Pick out the lines in the listing below that contain the word "weekday" and copy them.
Segment Open
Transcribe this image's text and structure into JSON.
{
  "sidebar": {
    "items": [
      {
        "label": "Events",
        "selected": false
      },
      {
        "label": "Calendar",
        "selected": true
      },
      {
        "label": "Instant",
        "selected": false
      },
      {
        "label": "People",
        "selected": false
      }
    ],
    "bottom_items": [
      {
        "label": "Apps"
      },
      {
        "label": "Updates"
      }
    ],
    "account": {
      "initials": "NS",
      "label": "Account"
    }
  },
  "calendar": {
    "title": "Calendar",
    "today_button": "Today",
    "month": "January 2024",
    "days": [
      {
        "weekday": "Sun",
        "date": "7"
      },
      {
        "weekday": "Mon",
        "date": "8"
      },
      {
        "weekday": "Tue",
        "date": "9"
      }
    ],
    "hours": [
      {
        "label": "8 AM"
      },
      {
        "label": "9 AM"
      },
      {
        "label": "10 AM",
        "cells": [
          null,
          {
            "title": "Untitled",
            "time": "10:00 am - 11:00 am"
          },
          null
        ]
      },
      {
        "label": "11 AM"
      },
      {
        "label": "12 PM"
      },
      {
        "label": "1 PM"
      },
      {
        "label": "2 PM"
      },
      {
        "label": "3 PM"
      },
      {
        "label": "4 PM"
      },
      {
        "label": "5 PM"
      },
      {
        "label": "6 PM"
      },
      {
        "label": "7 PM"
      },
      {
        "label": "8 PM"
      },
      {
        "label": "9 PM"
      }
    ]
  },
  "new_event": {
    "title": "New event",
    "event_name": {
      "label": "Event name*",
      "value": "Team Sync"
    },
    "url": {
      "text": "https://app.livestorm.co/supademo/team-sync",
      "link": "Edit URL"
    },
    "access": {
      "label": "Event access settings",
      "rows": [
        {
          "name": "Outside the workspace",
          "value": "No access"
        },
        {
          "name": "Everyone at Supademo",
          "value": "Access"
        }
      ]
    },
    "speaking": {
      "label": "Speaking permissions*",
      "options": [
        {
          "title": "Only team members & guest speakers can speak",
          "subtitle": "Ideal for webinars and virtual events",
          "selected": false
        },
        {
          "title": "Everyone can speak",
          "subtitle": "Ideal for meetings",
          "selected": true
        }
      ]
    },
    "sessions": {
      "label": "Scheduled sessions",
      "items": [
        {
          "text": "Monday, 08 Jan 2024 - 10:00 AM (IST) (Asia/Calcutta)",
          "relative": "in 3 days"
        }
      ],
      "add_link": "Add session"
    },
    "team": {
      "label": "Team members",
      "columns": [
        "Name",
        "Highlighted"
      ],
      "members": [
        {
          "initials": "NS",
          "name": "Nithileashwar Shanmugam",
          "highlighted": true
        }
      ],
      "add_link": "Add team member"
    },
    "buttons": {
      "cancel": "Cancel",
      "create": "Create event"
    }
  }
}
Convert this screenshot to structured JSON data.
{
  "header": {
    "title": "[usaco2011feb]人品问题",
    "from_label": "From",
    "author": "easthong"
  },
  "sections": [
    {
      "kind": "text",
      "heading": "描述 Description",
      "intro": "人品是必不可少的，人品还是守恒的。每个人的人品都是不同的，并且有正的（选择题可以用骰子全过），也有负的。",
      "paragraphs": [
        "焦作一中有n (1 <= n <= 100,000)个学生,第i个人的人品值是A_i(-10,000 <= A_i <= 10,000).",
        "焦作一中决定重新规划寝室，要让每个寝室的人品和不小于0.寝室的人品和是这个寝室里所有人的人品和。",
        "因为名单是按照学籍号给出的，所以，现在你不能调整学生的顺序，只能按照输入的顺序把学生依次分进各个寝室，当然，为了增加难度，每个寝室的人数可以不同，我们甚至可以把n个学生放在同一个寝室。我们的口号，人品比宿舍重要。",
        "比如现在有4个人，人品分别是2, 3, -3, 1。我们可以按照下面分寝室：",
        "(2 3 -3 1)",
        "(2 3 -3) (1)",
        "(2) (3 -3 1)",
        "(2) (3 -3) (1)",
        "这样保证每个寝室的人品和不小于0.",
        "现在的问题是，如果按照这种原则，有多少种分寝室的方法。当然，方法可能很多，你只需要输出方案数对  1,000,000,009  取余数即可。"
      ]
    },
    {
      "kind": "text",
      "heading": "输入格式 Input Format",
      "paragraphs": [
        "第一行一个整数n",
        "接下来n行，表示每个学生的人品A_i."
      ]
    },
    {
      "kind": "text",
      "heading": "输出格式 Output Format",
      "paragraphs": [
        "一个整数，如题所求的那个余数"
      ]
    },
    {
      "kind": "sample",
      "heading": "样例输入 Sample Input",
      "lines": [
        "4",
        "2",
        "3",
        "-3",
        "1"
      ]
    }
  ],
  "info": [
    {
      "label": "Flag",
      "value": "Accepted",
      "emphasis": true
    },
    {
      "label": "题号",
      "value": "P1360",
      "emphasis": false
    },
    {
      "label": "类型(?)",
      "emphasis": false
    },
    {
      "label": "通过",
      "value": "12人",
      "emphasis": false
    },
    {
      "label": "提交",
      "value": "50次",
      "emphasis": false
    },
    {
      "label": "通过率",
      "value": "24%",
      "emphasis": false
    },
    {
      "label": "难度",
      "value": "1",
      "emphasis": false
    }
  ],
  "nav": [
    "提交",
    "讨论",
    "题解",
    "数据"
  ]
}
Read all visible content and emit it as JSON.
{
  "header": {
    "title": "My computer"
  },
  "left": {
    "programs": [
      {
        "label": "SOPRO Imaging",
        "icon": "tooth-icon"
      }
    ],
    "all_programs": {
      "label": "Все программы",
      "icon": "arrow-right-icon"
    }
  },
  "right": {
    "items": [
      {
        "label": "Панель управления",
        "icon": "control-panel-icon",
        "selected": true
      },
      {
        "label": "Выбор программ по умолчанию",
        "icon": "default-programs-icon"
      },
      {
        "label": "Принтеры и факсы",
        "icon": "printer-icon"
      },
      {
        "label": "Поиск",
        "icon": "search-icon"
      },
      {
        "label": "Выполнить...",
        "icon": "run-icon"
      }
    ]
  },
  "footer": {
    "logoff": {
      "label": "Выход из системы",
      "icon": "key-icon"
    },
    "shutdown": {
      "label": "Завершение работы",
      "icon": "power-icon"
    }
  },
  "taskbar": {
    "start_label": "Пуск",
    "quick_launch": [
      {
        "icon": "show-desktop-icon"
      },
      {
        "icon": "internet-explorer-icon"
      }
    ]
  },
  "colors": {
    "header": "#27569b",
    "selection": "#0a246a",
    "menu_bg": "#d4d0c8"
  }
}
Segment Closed
**Response to this task**
        "weekday": "Sun",
        "weekday": "Mon",
        "weekday": "Tue",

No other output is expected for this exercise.